Iran Blames Cyberattack as Fuel Supply Hit
Iranian authorities on Tuesday blamed a mysterious cyber attack for unprecedented disruption to the country’s fuel distribution network.
Iran is a major oil producer and the country’s motorists, used to cheap petrol, were surprised to see filling stations inexplicably closing one after the other and queues growing longer.
“The Supreme National Security Council confirmed that there has been a cyber attack against the petrol distribution computer system,” state television said.
It had earlier reported that the interruption was due to “disruptions to the computer system”.
“Details of the attack and its source are under investigation,” state TV added, without giving further details.
The conservative Fars news agency linked the breakdown to opponents ahead of the second anniversary of deadly protests sparked by a hike in petrol prices.
Tuesday’s disruption had an unprecedented impact because it blocked the IT system that allows Iranians to fill their tanks for free or at subsidised prices with a digital card issued by authorities.
“I don’t want to talk. I am in a bad mood,” said one motorist, in her thirties, sitting in her car chain-smoking cigarettes and hoping that the fuel pumps would soon be turned back on.
On social media, others complained about having to abandon their cars because they couldn’t get petrol.
“What a pain. At the same time the systems were hacked my car broke down in the road,” one Twitter user, Sabour, tweeted from the city of Yazd.
– Regular accusations –
An urgent meeting was being held at Iran’s national society for the distribution of petrol products in order to resolve the problem, the body’s spokesman Fatemeh Kahi said, quoted by state television.
In Tehran, technicians from the oil ministry took IT systems offline in a number of petrol stations to distribute fuel manually, state television reported later in the day.
Fars reported that “a campaign carried out by counter-revolutionary media” ahead of the November 15, 2019 anniversary “reinforces the possibility of a cyber attack.”
On that date two years ago the announcement of a sudden increase in fuel prices triggered protests in dozens of locations across the country.
It was Iran’s most vocal eruption of public dissent in a decade.
Iranian authorities, who cut the internet for a week, acknowledged a death toll of 230 but experts working for the United Nations said 400 were killed in that unrest.
Interior Minister Ahmed Vahidi on Tuesday said that there are no plans to raise petrol prices, calling on people “not to worry”, in remarks to the state broadcaster.
Iran on one side and its arch enemies the US and Israel on the other regularly accuse each other of cyber attacks.
In 2010 the Stuxnet virus — believed to have been engineered by Israel and the US — infected Iran’s nuclear programme, causing a series of breakdowns in centrifuges used to enrich uranium.

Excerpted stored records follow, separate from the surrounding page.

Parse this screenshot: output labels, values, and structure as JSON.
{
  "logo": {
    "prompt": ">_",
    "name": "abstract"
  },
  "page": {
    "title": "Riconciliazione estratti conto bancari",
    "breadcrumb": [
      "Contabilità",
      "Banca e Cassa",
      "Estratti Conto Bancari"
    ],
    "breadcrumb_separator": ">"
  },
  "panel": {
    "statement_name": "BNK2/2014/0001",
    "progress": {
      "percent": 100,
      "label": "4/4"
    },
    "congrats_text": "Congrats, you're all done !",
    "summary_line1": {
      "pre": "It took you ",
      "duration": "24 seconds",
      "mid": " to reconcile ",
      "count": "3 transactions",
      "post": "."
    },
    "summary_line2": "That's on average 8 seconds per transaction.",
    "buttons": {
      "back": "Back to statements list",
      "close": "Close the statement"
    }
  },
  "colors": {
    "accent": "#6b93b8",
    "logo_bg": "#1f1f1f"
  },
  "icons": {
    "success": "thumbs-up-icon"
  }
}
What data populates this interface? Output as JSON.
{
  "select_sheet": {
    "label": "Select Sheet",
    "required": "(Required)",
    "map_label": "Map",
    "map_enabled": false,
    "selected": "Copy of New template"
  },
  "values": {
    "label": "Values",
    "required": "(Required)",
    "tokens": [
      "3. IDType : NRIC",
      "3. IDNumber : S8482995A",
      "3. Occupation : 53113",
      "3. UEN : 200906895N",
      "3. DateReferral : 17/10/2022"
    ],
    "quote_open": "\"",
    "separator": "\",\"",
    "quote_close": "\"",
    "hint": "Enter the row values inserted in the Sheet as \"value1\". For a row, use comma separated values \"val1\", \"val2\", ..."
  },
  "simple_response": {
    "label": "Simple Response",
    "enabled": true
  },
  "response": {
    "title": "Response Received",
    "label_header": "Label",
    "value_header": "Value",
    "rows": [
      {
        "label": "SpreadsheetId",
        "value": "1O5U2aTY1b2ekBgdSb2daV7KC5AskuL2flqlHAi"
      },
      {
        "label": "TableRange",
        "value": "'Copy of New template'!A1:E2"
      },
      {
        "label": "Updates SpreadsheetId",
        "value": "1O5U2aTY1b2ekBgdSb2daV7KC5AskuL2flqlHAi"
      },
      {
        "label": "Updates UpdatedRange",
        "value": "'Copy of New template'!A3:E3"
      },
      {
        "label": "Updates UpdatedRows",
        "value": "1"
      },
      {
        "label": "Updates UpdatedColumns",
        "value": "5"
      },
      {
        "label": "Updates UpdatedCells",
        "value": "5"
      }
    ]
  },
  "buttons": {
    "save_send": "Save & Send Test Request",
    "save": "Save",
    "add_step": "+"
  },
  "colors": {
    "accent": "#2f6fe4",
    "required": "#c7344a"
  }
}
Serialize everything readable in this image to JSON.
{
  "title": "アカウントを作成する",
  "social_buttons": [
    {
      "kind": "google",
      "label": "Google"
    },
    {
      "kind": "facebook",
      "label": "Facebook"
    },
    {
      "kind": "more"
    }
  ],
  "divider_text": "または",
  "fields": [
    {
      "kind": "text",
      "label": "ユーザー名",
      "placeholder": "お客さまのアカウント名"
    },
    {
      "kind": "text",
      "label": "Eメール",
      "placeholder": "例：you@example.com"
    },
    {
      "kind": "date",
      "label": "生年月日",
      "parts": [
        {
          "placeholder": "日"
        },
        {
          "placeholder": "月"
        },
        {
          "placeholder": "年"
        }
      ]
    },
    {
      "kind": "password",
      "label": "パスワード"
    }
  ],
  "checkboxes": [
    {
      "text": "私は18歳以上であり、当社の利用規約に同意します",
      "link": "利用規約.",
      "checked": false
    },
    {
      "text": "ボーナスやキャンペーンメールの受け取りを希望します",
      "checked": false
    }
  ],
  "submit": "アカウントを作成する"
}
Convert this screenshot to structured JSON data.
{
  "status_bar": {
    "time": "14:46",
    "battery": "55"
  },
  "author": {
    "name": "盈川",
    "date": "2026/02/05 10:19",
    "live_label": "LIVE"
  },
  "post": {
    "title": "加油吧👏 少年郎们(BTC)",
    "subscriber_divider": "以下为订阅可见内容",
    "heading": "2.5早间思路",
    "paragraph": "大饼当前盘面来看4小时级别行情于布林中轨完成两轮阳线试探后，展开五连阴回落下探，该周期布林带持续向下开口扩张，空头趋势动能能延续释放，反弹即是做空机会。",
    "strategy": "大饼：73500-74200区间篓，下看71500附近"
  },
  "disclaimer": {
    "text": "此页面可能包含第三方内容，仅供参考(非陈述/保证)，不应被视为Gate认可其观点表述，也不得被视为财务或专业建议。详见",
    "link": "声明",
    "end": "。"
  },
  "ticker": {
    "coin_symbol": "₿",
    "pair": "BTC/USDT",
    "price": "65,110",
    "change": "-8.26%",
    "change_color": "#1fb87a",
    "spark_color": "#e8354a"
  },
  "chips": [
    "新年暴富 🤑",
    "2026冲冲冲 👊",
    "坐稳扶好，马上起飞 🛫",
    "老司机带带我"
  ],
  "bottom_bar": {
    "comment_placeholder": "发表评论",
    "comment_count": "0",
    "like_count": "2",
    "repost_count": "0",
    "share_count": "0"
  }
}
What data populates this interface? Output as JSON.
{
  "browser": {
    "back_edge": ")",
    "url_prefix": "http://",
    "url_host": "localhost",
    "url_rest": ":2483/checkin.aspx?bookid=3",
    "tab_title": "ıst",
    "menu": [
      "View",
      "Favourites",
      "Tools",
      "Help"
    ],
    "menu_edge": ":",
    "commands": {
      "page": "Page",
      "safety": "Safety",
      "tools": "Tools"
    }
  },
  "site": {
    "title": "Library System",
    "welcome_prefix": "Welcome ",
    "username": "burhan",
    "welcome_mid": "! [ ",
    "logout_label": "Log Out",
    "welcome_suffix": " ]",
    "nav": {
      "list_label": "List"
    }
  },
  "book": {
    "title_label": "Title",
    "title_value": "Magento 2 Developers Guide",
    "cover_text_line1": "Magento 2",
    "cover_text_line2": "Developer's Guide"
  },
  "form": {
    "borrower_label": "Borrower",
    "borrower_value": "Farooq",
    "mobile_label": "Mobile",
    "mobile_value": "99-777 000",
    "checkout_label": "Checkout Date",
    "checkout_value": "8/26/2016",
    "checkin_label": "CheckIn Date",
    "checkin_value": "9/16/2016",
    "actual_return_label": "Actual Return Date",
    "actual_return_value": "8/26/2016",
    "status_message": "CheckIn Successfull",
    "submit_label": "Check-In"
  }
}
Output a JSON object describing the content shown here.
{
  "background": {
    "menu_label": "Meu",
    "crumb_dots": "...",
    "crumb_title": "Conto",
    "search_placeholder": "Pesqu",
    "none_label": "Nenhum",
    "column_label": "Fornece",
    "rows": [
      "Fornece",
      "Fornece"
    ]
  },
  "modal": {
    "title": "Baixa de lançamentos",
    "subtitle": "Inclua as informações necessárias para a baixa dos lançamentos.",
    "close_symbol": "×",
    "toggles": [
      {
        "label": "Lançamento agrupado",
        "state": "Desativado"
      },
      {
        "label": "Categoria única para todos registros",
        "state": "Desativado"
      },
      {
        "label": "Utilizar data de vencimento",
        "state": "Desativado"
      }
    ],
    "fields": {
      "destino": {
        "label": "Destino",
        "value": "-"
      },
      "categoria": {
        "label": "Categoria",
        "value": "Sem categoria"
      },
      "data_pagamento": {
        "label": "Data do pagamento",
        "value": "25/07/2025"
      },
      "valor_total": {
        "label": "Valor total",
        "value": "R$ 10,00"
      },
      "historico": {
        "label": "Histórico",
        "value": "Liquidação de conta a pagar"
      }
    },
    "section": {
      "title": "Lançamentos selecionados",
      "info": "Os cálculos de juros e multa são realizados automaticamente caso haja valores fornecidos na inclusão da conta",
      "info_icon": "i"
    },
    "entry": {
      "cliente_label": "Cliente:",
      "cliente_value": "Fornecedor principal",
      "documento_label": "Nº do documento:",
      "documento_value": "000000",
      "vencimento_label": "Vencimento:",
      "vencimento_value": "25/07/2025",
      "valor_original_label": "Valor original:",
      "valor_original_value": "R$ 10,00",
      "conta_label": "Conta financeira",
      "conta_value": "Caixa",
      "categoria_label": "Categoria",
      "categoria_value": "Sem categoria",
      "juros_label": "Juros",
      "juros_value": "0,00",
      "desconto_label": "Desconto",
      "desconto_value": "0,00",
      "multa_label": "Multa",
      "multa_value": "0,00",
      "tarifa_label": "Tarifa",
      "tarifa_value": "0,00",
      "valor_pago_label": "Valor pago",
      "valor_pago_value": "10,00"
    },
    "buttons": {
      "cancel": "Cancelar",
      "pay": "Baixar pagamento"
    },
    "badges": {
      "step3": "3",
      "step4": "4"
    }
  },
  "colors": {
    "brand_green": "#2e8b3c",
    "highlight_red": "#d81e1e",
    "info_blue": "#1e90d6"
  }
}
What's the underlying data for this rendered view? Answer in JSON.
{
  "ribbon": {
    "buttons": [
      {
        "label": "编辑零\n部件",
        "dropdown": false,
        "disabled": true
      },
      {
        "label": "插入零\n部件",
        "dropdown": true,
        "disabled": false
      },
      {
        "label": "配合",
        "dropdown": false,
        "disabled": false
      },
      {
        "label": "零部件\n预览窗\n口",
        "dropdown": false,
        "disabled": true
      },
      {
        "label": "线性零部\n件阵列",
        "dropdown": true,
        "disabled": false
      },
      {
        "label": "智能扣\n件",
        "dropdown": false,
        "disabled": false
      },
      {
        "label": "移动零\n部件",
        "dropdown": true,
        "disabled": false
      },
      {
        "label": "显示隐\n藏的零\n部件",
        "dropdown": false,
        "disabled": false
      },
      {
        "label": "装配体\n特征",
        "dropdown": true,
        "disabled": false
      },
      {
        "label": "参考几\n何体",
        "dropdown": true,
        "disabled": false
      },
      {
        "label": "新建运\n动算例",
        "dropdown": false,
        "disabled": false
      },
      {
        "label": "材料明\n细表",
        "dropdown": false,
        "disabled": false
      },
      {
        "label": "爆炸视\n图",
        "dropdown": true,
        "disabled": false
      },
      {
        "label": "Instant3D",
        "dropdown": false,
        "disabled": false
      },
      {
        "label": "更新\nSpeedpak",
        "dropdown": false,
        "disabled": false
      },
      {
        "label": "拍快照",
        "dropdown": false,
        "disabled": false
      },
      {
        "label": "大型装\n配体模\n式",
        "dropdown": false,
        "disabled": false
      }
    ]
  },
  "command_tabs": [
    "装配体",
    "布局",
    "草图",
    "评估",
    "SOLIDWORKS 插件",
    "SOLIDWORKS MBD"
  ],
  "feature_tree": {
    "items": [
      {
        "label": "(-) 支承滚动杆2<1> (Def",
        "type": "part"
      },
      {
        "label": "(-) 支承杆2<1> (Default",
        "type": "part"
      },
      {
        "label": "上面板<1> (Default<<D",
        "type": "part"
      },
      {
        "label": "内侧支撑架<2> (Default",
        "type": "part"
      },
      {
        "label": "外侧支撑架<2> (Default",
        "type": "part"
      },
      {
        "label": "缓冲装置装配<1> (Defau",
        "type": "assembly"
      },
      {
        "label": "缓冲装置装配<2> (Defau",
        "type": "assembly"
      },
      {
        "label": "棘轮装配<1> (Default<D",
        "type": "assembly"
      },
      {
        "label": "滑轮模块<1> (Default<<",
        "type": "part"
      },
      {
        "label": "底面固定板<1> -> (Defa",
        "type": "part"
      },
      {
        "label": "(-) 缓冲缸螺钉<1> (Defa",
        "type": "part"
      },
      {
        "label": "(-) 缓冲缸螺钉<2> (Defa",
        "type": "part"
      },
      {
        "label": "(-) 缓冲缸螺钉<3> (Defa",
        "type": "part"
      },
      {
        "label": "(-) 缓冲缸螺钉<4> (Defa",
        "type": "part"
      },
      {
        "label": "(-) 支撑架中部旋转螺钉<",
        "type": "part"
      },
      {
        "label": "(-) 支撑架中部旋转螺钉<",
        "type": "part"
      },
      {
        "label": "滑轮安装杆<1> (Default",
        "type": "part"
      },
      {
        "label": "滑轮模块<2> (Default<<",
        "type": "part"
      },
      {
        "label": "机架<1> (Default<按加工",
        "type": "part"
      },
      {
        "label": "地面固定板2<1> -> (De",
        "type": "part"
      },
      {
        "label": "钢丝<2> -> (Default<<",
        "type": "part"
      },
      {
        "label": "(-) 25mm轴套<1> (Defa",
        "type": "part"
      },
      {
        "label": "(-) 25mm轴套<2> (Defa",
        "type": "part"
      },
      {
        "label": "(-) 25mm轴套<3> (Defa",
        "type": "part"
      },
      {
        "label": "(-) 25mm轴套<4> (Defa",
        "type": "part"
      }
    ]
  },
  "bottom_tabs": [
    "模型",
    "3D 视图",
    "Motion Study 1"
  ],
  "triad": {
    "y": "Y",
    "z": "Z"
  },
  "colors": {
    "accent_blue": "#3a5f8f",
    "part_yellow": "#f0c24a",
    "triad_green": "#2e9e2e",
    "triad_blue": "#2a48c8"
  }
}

In 2019 Iran said that no cyber attack against the Islamic republic had ever succeeded, after American media reported the US launched one during a standoff between the two countries.
The Iranian telecommunications minister acknowledged at the time that Iran had “been facing cyber terrorism”.